§ Given records
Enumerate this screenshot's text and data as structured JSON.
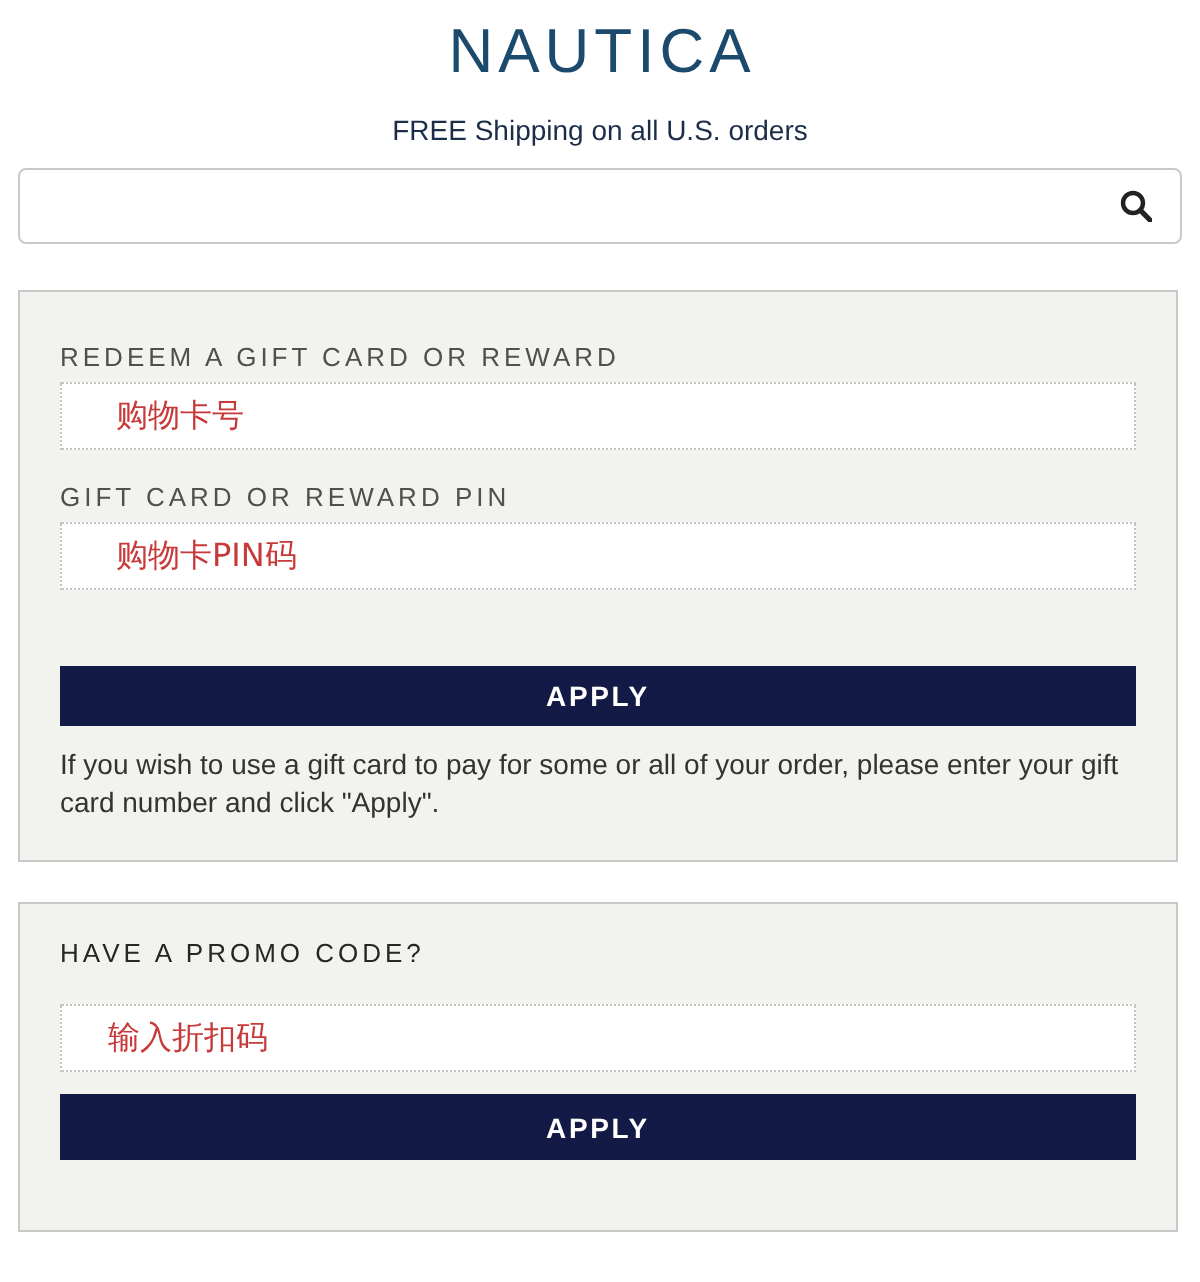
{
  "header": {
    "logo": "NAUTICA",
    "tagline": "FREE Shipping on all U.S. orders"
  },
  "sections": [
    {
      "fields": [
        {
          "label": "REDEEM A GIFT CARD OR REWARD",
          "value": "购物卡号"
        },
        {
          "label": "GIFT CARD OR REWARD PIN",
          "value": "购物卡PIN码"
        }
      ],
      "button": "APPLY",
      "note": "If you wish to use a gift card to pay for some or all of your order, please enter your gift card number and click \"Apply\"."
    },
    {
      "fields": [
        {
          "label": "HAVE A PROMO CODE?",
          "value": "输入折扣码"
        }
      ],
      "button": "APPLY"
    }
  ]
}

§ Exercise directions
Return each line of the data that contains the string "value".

§ Result of this exercise
          "value": "购物卡号"
          "value": "购物卡PIN码"
          "value": "输入折扣码"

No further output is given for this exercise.